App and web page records

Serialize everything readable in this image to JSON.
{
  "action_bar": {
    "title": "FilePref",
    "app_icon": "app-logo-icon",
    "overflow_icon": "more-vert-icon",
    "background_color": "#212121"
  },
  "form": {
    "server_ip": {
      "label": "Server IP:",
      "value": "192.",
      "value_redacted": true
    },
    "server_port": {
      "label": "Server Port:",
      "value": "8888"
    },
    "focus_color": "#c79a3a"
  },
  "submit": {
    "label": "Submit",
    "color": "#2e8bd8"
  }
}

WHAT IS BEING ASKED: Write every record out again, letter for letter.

RESULT OF THIS TASK:
Serialize everything readable in this image to JSON.
{
  "action_bar": {
    "title": "FilePref",
    "app_icon": "app-logo-icon",
    "overflow_icon": "more-vert-icon",
    "background_color": "#212121"
  },
  "form": {
    "server_ip": {
      "label": "Server IP:",
      "value": "192.",
      "value_redacted": true
    },
    "server_port": {
      "label": "Server Port:",
      "value": "8888"
    },
    "focus_color": "#c79a3a"
  },
  "submit": {
    "label": "Submit",
    "color": "#2e8bd8"
  }
}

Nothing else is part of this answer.